>>>>
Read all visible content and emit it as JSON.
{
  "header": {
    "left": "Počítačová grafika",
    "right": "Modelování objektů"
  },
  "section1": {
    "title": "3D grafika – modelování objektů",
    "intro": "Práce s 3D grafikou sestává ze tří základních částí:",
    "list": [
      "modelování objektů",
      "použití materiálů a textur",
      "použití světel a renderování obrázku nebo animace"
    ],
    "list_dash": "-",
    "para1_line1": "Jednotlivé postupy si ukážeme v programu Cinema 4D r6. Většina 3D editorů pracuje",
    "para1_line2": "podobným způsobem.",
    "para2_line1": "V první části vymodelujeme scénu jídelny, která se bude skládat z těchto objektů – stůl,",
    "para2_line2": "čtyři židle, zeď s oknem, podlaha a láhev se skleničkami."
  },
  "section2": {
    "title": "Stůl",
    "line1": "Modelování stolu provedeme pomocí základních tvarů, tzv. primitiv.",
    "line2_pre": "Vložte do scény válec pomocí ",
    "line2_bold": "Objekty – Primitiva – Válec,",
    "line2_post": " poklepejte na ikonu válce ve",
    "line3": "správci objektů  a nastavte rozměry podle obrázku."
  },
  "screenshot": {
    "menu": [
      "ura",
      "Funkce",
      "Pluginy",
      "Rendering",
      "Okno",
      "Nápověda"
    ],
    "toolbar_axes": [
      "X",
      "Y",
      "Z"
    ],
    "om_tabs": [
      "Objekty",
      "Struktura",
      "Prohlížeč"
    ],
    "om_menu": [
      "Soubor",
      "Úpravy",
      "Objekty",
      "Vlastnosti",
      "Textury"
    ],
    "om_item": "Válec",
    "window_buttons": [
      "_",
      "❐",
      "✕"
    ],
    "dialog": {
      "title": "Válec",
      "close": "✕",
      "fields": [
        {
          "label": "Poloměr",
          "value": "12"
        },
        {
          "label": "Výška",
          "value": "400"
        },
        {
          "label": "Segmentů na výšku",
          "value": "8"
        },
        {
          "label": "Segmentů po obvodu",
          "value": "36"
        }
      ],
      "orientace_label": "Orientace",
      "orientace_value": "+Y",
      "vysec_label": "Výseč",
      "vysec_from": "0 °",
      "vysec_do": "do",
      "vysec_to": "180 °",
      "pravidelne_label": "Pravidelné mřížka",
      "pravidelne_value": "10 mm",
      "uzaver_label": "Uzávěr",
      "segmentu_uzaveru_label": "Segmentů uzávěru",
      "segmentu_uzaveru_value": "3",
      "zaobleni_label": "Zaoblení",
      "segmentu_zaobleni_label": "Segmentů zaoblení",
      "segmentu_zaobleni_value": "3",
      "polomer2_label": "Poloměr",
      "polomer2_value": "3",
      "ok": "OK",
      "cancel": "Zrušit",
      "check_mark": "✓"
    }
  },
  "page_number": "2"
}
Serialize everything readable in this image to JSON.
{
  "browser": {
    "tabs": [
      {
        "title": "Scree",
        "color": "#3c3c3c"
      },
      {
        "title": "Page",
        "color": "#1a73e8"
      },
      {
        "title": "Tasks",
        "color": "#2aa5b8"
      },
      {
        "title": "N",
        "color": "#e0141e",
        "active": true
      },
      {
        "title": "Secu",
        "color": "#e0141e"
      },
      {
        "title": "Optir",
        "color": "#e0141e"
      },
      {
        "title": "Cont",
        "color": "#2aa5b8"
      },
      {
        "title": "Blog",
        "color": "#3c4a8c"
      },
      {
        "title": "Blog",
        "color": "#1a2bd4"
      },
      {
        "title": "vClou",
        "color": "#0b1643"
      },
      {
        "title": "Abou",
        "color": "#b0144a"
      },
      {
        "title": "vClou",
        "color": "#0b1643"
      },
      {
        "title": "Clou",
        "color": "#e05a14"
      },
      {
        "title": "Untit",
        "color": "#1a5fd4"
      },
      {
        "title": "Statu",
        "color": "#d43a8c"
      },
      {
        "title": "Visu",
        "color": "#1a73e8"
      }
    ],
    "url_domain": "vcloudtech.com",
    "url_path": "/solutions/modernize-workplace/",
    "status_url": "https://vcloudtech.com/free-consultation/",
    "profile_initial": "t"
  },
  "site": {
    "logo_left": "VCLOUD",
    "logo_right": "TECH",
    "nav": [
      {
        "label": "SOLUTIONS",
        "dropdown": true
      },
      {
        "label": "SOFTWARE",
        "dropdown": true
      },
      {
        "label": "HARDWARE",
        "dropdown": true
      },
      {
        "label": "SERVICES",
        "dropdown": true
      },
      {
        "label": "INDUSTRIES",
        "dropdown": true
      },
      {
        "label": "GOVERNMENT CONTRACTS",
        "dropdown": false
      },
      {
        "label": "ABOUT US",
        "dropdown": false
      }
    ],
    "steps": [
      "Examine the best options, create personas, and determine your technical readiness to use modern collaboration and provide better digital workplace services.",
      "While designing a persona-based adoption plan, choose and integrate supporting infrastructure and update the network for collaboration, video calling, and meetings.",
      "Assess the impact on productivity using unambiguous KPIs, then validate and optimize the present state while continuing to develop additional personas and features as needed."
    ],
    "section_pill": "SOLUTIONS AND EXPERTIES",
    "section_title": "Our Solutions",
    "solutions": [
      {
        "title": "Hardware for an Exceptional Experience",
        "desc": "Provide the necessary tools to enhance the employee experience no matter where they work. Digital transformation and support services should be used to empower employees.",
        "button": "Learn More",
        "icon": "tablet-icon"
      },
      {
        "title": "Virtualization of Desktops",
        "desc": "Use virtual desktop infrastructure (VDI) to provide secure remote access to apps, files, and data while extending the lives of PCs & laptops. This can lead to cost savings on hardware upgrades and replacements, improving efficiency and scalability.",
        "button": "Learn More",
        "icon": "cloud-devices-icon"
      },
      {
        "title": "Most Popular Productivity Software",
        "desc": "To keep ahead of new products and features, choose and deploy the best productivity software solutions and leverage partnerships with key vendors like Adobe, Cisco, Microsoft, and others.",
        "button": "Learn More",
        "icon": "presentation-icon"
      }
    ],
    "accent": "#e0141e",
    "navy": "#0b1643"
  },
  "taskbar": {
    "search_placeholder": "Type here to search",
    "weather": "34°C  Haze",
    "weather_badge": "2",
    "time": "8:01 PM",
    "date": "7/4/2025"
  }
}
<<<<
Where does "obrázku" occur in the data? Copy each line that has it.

      "použití světel a renderování obrázku nebo animace"
    "line3": "správci objektů  a nastavte rozměry podle obrázku."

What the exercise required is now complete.